## Information shown
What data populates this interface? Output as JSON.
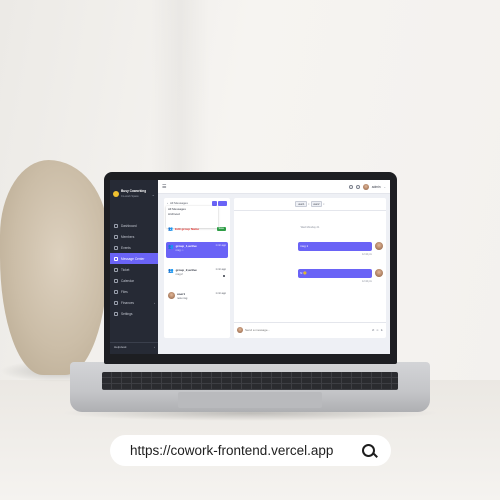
{
  "sidebar": {
    "brand_title": "Busy Coworking",
    "brand_subtitle": "Co-work Space",
    "items": [
      {
        "label": "Dashboard",
        "icon": "grid-icon"
      },
      {
        "label": "Members",
        "icon": "user-icon"
      },
      {
        "label": "Events",
        "icon": "calendar-icon"
      },
      {
        "label": "Message Center",
        "icon": "chat-icon"
      },
      {
        "label": "Ticket",
        "icon": "ticket-icon"
      },
      {
        "label": "Calendar",
        "icon": "calendar-icon"
      },
      {
        "label": "Files",
        "icon": "folder-icon"
      },
      {
        "label": "Finances",
        "icon": "wallet-icon"
      },
      {
        "label": "Settings",
        "icon": "gear-icon"
      }
    ],
    "active_index": 3,
    "profile_label": "Helpdesk"
  },
  "topbar": {
    "user_label": "admin"
  },
  "chat_panel": {
    "filter_label": "All Messages",
    "dropdown_options": [
      "All Messages",
      "Archived"
    ],
    "edit_group_label": "Edit group Name",
    "edit_group_badge": "Save",
    "chats": [
      {
        "name": "group_1,active",
        "last": "msg ☺",
        "time": "1 min ago",
        "active": true
      },
      {
        "name": "group_2,active",
        "last": "msg 2",
        "time": "1 min ago",
        "active": false
      },
      {
        "name": "user1",
        "last": "new msg",
        "time": "1 min ago",
        "active": false
      }
    ]
  },
  "conversation": {
    "tags": [
      "user1",
      "user2"
    ],
    "date_separator": "Wed Monday 21",
    "messages": [
      {
        "text": "msg 1",
        "time": "12:44 pm"
      },
      {
        "text": "hi 😊",
        "time": "12:44 pm"
      }
    ],
    "composer_placeholder": "Send a message..."
  },
  "browser": {
    "url": "https://cowork-frontend.vercel.app",
    "search_icon": "search-icon"
  },
  "colors": {
    "accent": "#6a63f6",
    "sidebar_bg": "#262a35",
    "danger": "#e53935",
    "success": "#2e9d46"
  }
}
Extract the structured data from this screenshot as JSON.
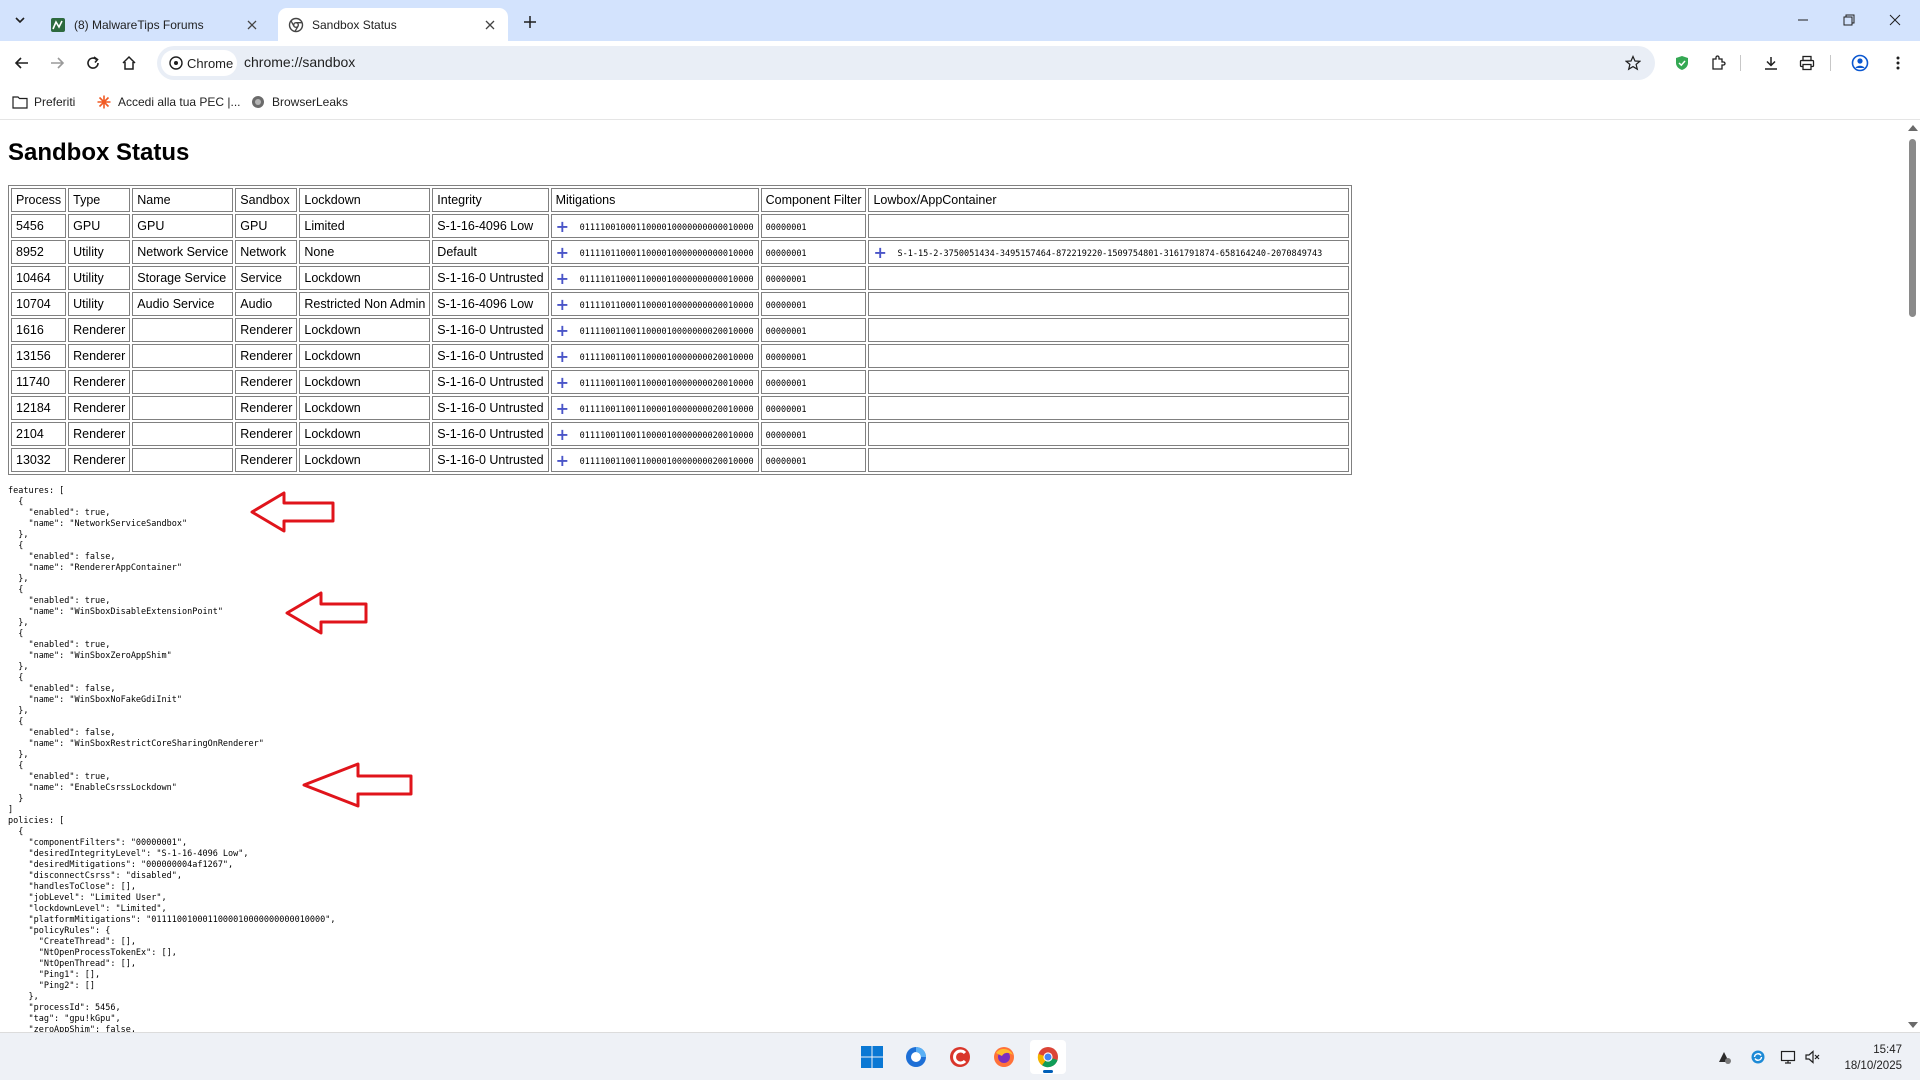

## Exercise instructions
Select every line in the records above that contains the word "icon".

## Finished task
        "icon": "grid-icon"
        "icon": "user-icon"
        "icon": "calendar-icon"
        "icon": "chat-icon"
        "icon": "ticket-icon"
        "icon": "calendar-icon"
        "icon": "folder-icon"
        "icon": "wallet-icon"
        "icon": "gear-icon"
    "search_icon": "search-icon"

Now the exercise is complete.